Go through the entries below, tally each line with the string "Netzwerke", and give the final number by itself.

--- INFORMATION PROVIDED ---
Content starts
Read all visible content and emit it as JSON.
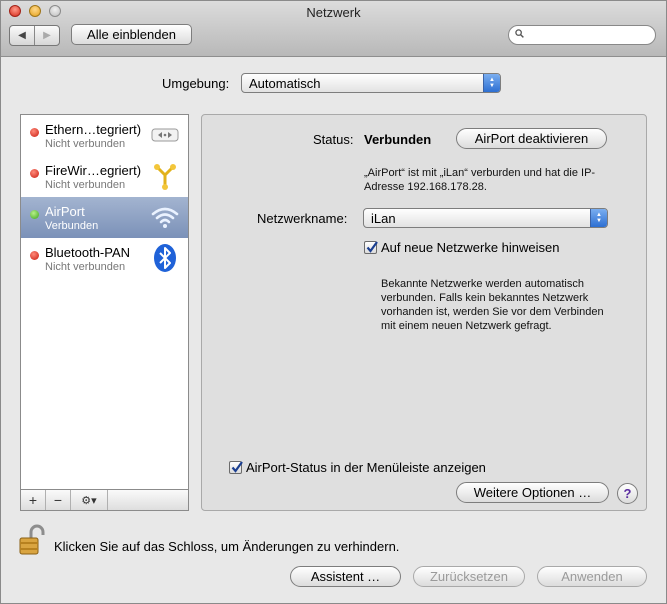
{
  "window": {
    "title": "Netzwerk"
  },
  "toolbar": {
    "show_all_label": "Alle einblenden",
    "search_placeholder": ""
  },
  "location": {
    "label": "Umgebung:",
    "value": "Automatisch"
  },
  "services": [
    {
      "name": "Ethern…tegriert)",
      "status": "Nicht verbunden",
      "status_color": "red",
      "icon": "ethernet-icon"
    },
    {
      "name": "FireWir…egriert)",
      "status": "Nicht verbunden",
      "status_color": "red",
      "icon": "firewire-icon"
    },
    {
      "name": "AirPort",
      "status": "Verbunden",
      "status_color": "green",
      "icon": "airport-wifi-icon",
      "selected": true
    },
    {
      "name": "Bluetooth-PAN",
      "status": "Nicht verbunden",
      "status_color": "red",
      "icon": "bluetooth-icon"
    }
  ],
  "sidebar_bar": {
    "add": "+",
    "remove": "−",
    "action": "⚙▾"
  },
  "detail": {
    "status_label": "Status:",
    "status_value": "Verbunden",
    "toggle_button": "AirPort deaktivieren",
    "status_desc_line1": "„AirPort“ ist mit „iLan“ verburden und hat die IP-",
    "status_desc_line2": "Adresse 192.168.178.28.",
    "network_name_label": "Netzwerkname:",
    "network_name_value": "iLan",
    "ask_new_networks_label": "Auf neue Netzwerke hinweisen",
    "ask_new_networks_checked": true,
    "info_lines": [
      "Bekannte Netzwerke werden automatisch",
      "verbunden. Falls kein bekanntes Netzwerk",
      "vorhanden ist, werden Sie vor dem Verbinden",
      "mit einem neuen Netzwerk gefragt."
    ],
    "menubar_status_label": "AirPort-Status in der Menüleiste anzeigen",
    "menubar_status_checked": true,
    "advanced_button": "Weitere Optionen …",
    "help": "?"
  },
  "footer": {
    "lock_text": "Klicken Sie auf das Schloss, um Änderungen zu verhindern.",
    "assistant_button": "Assistent …",
    "revert_button": "Zurücksetzen",
    "apply_button": "Anwenden"
  },
  "colors": {
    "selection": "#7b91b8",
    "accent": "#2d6fd2",
    "help": "#5a2ca0"
  }
}
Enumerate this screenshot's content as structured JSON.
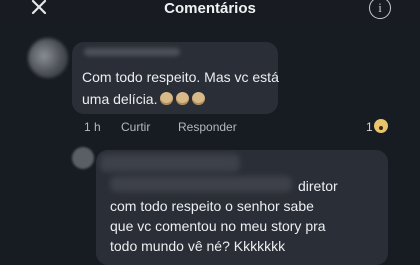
{
  "header": {
    "title": "Comentários",
    "info_label": "i"
  },
  "comment1": {
    "text": "Com todo respeito. Mas vc está uma delícia.",
    "time": "1 h",
    "like_label": "Curtir",
    "reply_label": "Responder",
    "reaction_count": "1"
  },
  "comment2": {
    "lines": [
      "diretor",
      "com todo respeito  o senhor sabe",
      "que vc comentou no meu story pra",
      "todo mundo vê né? Kkkkkkk"
    ]
  }
}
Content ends
--- WRITTEN RESPONSE ---
2